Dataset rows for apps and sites
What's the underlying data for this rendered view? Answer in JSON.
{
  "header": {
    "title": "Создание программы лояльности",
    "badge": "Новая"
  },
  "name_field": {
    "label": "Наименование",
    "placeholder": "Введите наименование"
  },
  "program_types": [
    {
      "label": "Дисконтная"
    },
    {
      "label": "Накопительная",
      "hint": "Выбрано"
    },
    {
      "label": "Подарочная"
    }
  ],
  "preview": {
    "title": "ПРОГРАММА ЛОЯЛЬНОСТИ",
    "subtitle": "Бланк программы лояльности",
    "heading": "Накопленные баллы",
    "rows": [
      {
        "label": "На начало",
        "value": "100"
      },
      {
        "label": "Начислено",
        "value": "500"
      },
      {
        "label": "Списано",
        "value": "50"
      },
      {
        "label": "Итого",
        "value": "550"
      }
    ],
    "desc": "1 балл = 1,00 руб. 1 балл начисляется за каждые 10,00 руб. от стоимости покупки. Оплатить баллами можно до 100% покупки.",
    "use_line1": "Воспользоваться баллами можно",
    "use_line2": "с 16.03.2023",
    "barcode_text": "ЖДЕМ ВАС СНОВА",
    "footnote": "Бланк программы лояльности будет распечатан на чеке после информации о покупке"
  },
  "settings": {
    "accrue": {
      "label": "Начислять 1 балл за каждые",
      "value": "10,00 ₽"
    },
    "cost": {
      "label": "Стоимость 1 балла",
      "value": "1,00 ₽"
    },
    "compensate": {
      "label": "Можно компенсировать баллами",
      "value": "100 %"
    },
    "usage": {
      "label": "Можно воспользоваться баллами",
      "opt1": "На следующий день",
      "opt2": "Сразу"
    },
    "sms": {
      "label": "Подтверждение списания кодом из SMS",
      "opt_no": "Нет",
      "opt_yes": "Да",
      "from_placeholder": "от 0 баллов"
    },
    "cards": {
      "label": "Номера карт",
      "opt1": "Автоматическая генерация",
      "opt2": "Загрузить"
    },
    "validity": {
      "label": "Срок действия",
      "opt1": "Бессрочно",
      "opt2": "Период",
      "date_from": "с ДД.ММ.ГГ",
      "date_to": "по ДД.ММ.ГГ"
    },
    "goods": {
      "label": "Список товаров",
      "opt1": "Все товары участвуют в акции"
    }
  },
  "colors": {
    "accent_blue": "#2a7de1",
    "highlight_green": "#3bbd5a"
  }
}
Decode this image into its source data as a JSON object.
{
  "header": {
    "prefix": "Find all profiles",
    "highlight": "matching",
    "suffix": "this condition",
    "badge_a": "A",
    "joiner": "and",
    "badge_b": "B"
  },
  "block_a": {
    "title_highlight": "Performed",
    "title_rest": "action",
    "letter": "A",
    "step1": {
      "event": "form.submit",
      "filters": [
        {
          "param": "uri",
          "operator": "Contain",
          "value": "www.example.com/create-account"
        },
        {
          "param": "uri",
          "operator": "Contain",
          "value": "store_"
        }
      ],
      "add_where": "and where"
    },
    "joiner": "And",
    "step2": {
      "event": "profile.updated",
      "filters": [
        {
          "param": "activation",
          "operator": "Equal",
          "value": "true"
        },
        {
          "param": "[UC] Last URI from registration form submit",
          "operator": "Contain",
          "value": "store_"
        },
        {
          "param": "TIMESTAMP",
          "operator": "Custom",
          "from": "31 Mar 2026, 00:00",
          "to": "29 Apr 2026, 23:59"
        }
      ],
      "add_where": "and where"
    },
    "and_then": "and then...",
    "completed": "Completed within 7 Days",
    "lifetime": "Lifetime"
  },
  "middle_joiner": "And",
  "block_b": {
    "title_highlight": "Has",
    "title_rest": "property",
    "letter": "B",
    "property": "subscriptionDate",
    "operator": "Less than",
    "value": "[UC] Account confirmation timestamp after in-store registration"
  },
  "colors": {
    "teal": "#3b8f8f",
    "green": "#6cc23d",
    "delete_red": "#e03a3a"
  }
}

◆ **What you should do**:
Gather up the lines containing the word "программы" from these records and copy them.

◆ **Answer box**:
    "title": "Создание программы лояльности",
    "subtitle": "Бланк программы лояльности",
    "footnote": "Бланк программы лояльности будет распечатан на чеке после информации о покупке"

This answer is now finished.